Set in 1847, as shown in the title, the story begins with the return of a soldier in his native Ireland. The main protagonist, Feeney, a deserter from the British army in India, makes it back to Connemara, only to find out that his family has starved to death in an Ireland struck by the potato blight, the Great Famine, and the British occupation.
Straddling through Connemara, hunted by ruthless Captain Pope and his dismissed superior in India Captain Hannah, Feeney witnesses further exactions from the British officials on his people. He sets for an implacable revenge, and his wrath is mighty.

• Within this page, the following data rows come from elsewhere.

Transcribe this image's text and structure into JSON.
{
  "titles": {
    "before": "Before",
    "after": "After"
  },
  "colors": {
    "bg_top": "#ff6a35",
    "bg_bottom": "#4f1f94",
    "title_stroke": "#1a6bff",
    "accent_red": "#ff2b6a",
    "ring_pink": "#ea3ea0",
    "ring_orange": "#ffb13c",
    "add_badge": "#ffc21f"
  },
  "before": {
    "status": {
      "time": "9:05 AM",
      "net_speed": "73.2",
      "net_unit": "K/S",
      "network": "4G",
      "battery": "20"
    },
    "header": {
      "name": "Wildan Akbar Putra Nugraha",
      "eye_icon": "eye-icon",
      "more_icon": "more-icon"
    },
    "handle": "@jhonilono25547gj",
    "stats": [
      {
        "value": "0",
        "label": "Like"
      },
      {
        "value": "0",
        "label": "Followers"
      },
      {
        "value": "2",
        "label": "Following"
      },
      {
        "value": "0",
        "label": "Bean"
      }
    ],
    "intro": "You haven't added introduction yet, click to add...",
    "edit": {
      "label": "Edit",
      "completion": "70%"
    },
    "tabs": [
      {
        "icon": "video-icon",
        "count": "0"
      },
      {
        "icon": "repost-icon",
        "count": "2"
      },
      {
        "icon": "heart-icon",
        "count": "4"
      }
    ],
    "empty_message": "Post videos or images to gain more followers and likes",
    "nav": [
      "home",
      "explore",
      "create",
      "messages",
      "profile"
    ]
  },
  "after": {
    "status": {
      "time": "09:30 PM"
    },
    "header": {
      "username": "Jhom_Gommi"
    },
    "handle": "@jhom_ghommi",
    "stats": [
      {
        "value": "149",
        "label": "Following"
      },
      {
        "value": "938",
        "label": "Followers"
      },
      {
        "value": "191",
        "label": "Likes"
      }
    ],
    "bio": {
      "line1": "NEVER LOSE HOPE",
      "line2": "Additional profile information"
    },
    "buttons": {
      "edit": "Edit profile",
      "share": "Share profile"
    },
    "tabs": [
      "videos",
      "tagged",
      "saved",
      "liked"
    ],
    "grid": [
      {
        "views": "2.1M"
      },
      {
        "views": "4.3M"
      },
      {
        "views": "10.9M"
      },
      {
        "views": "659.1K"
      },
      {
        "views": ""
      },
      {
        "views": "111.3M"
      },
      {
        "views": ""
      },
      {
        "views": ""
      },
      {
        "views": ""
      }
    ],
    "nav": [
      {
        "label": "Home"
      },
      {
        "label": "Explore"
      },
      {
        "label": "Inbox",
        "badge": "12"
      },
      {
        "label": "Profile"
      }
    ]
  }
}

Following a trail of blood and despair through an Ireland decimated by starvation and misery, the story unfolds, showing both the quest for justice of a broken man and the unfair circumstances which were some of the darkest times of the British colonization, coercion and starvation of the people of Ireland. Though a fiction, the story sheds light on the implacable cruelty inflicted upon the Irish at the time of the Great Famine, which led to more than a million deaths and caused as many people to leave their country in search for a better life.

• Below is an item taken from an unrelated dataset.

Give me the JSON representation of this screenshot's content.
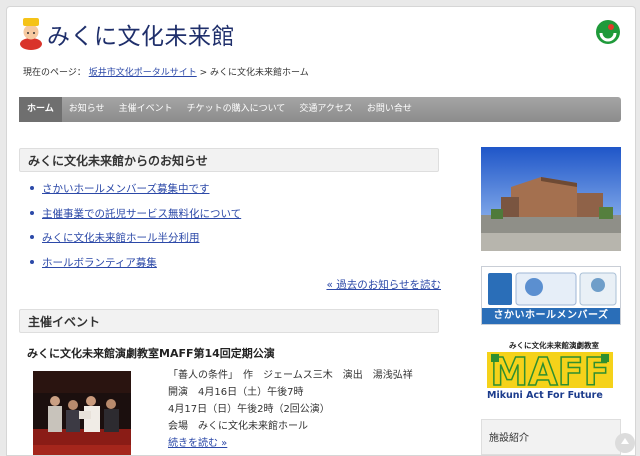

Doing justice to a bleak side of Irish history, director Lance Daly (Last days in Dublin, Kisses, The Good Doctor) brings together several genres with Black 47: historical drama, thriller, with a hint of western-style, helped by the magical cinematography of Declan Quinn (Leaving Las Vegas, In America, The Private Lives of Pippa Lee), on a story already brought to the screen in 2008 in An Ranger, a shorter and all-Irish version by screenwriters P.J. Dillon (Game of Thrones, Vikings, Penny Dreadful) and Pierce Ryan (Standby, Runners). The rhythm, the narrative and the interpretation of the film remind that of Michael Kolhaas, a 2013 film based on the eponymous novella by German author Heinrich von Kleist. Just like Kleist’s protagonist, dispossessed merchant Kolhaas in 16th century Brandenburg, deserter Feeney seeks justice where it has been flouted in 19th century Connemara. Cast as the main protagonist, Australian yet Gaelgoir* James Frecheville (Animal Kingdom, Perfect Mothers, The Drop), delivers a powerfully subdued rendition of his lone Irish ranger character, opposite

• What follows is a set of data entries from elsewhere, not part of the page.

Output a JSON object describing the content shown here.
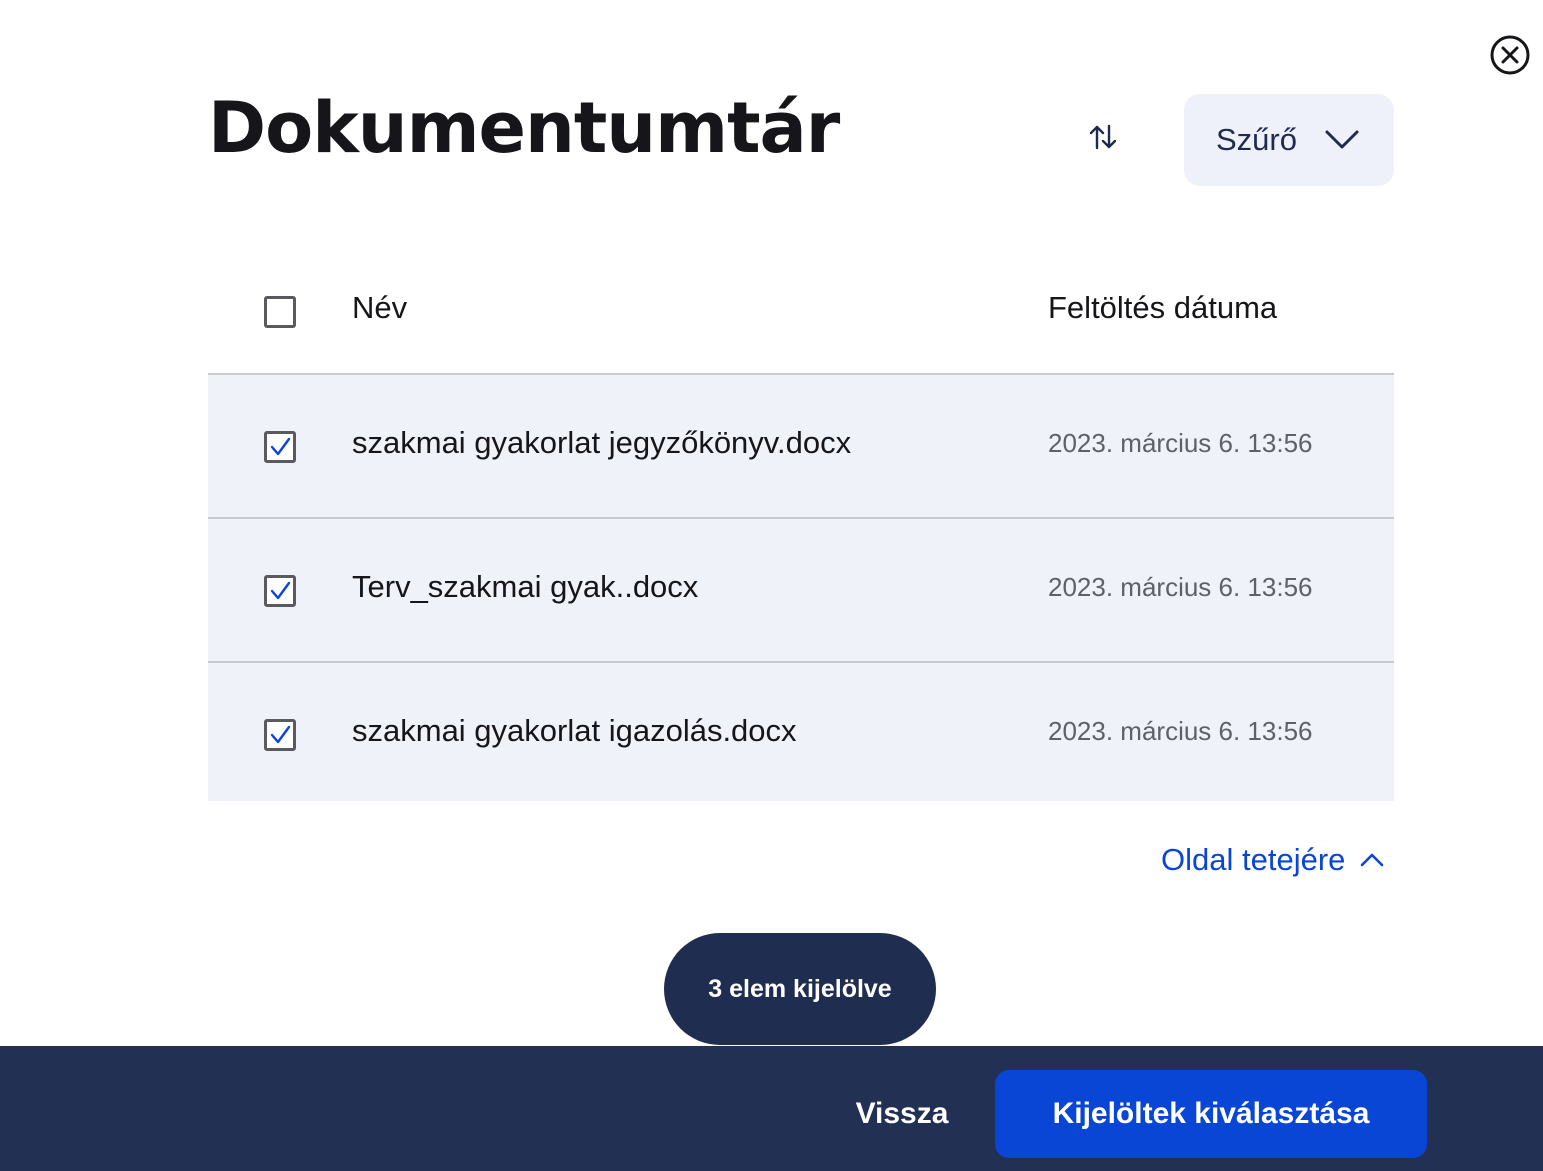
{
  "dialog": {
    "title": "Dokumentumtár",
    "close_icon": "close-circle-icon"
  },
  "toolbar": {
    "sort_icon": "sort-arrows-icon",
    "filter_label": "Szűrő",
    "filter_icon": "chevron-down-icon"
  },
  "table": {
    "columns": {
      "name": "Név",
      "date": "Feltöltés dátuma"
    },
    "select_all_checked": false,
    "rows": [
      {
        "name": "szakmai gyakorlat jegyzőkönyv.docx",
        "date": "2023. március 6. 13:56",
        "checked": true
      },
      {
        "name": "Terv_szakmai gyak..docx",
        "date": "2023. március 6. 13:56",
        "checked": true
      },
      {
        "name": "szakmai gyakorlat igazolás.docx",
        "date": "2023. március 6. 13:56",
        "checked": true
      }
    ]
  },
  "scroll_top": {
    "label": "Oldal tetejére",
    "icon": "chevron-up-icon"
  },
  "selection": {
    "label": "3 elem kijelölve"
  },
  "footer": {
    "back_label": "Vissza",
    "primary_label": "Kijelöltek kiválasztása"
  },
  "colors": {
    "accent": "#0a46d6",
    "navy": "#223054",
    "row_bg": "#f0f2f9"
  }
}
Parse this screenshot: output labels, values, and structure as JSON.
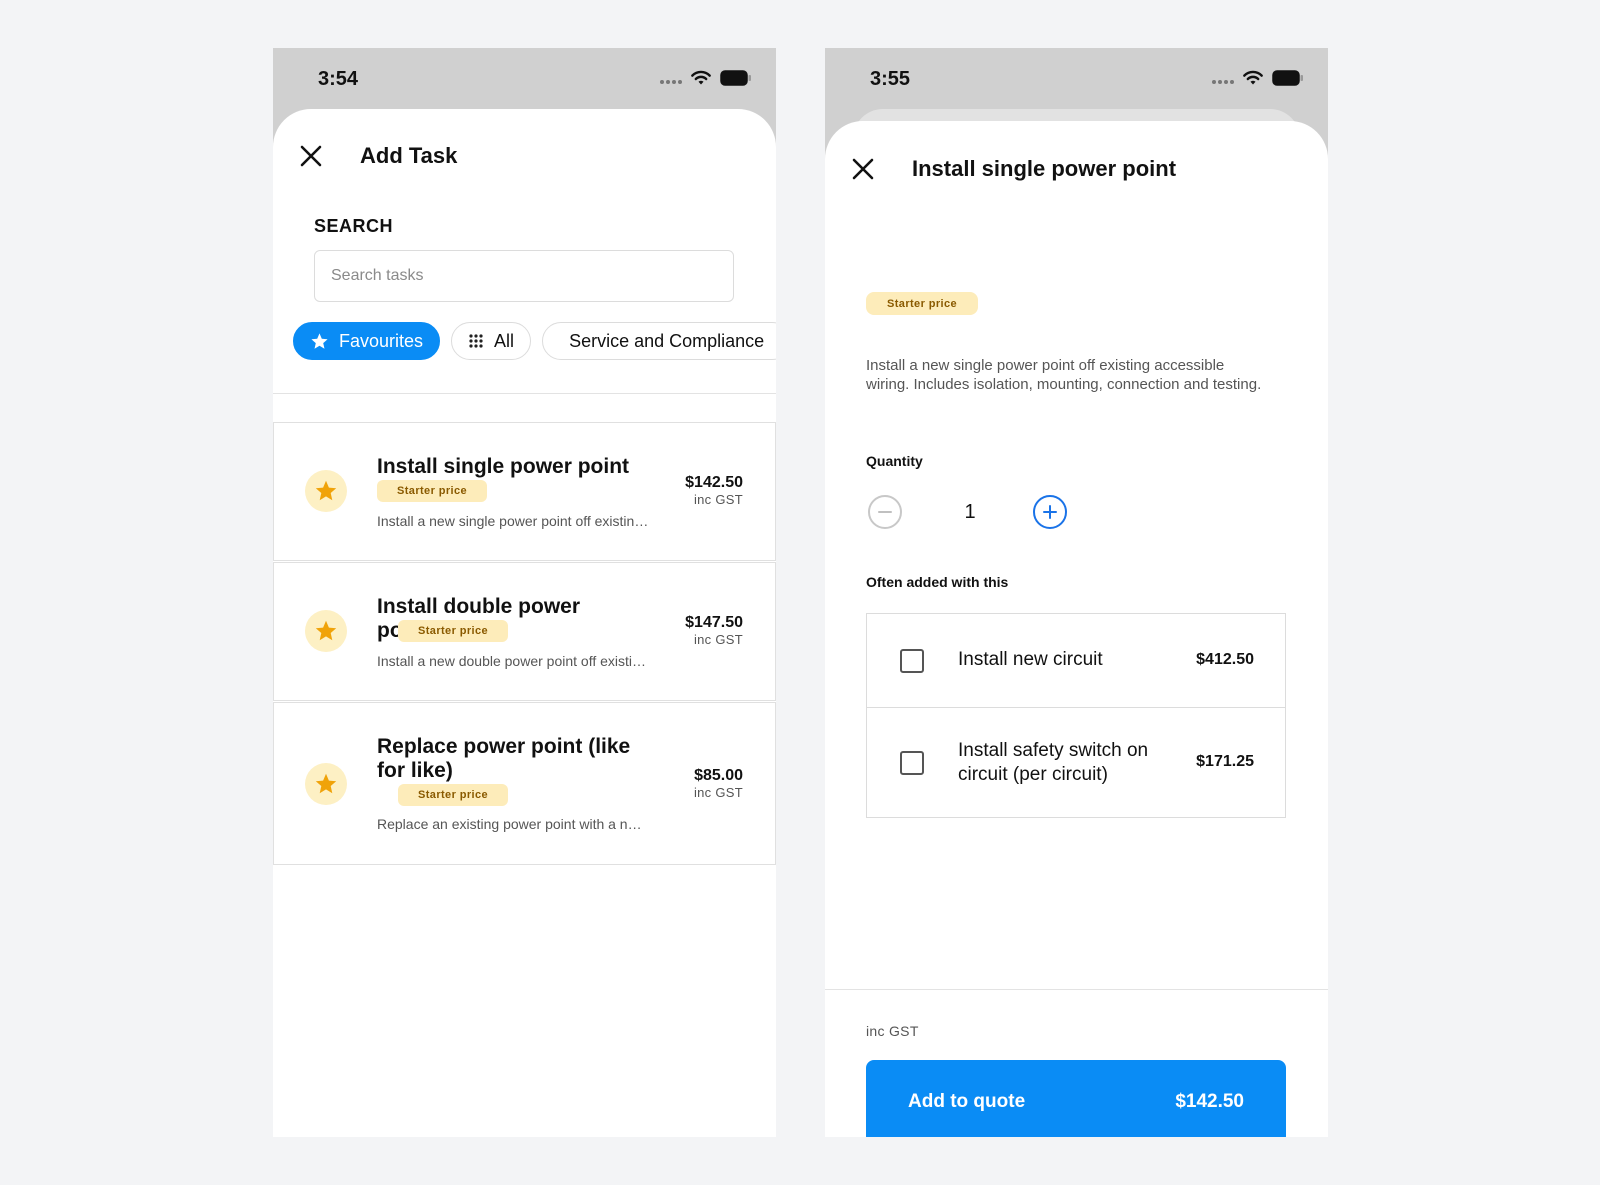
{
  "left": {
    "status": {
      "time": "3:54"
    },
    "title": "Add Task",
    "search": {
      "label": "SEARCH",
      "placeholder": "Search tasks",
      "value": ""
    },
    "filters": [
      {
        "label": "Favourites",
        "icon": "star-icon",
        "active": true
      },
      {
        "label": "All",
        "icon": "grid-icon",
        "active": false
      },
      {
        "label": "Service and Compliance",
        "icon": null,
        "active": false
      }
    ],
    "tasks": [
      {
        "title": "Install single power point",
        "badge": "Starter price",
        "description": "Install a new single power point off existing accessible wiring. Includes isolation, mounting, connection and testing.",
        "price": "$142.50",
        "price_note": "inc GST",
        "favourite": true
      },
      {
        "title": "Install double power point",
        "badge": "Starter price",
        "description": "Install a new double power point off existing accessible wiring.",
        "price": "$147.50",
        "price_note": "inc GST",
        "favourite": true
      },
      {
        "title": "Replace power point (like for like)",
        "badge": "Starter price",
        "description": "Replace an existing power point with a new one.",
        "price": "$85.00",
        "price_note": "inc GST",
        "favourite": true
      }
    ]
  },
  "right": {
    "status": {
      "time": "3:55"
    },
    "title": "Install single power point",
    "badge": "Starter price",
    "description": "Install a new single power point off existing accessible wiring. Includes isolation, mounting, connection and testing.",
    "quantity_label": "Quantity",
    "quantity": "1",
    "addons_label": "Often added with this",
    "addons": [
      {
        "name": "Install new circuit",
        "price": "$412.50",
        "checked": false
      },
      {
        "name": "Install safety switch on circuit (per circuit)",
        "price": "$171.25",
        "checked": false
      }
    ],
    "footer_note": "inc GST",
    "cta": {
      "label": "Add to quote",
      "price": "$142.50"
    }
  },
  "colors": {
    "primary": "#0a8cf5",
    "badge_bg": "#fdecba",
    "badge_text": "#8a5a00",
    "star": "#f0a30a",
    "star_bg": "#fdf0c4",
    "background": "#f3f4f6"
  }
}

Lord Elrond *and* Agent Smith Hugo Weaving (Lord of the rings, The Matrix, Cloud Atlas) and Freddie Fox (The Three Musketeers, King Arthur). Weaving, as former soldier Hannah, is torn between his duty to the British Crown and the urge to change sides as he comes to realize the plight of the Irish, while Fox plays every bit the English baddie in its glory. As the triad play cat and mouse through Connemara’s breathtakingly beautiful landscapes, the balance of power is shifting between oppressor and oppressed. Interestingly, for (s)he who knows the Irish, things are always grand, and they would rather loose a leg than complain about anything. Perhaps this is a trait of character inherited after centuries of abuse, hence the somewhat cathartic viewing of a film that is about revenge.
Just like the long history between the Irish and the British wend on to show, there can be no happy ending for all of the protagonists in the film. Though it is a film and not a documentary, Black 47 depicts all too well the sufferings of millions in 19th century Ireland. In doing so, the poetic beauty of a story on the silver screen also conveys a historical reality: that of absurd and bleak times which, through the lonesome ranger figure, prelude that of the rebels and, with it, the prospect of an inescapable violence to rid Ireland from its settlers.
For those who love Ireland, as the final scene gives way to hope for a brighter future for another generation of Irish, the seeds for an uprising are noticeable, and Yeats’s celebrated verses from his poem Easter, 1916 come to mind: “all changed, changed utterly. A terrible beauty is born.”
* A Gaelgoir is an Irish-speaker.
The pictures above show unmarked graves in Bantry cemetery, Co. Cork. Unmarked graves were widely used on the sites of mass graves during the Great Famine.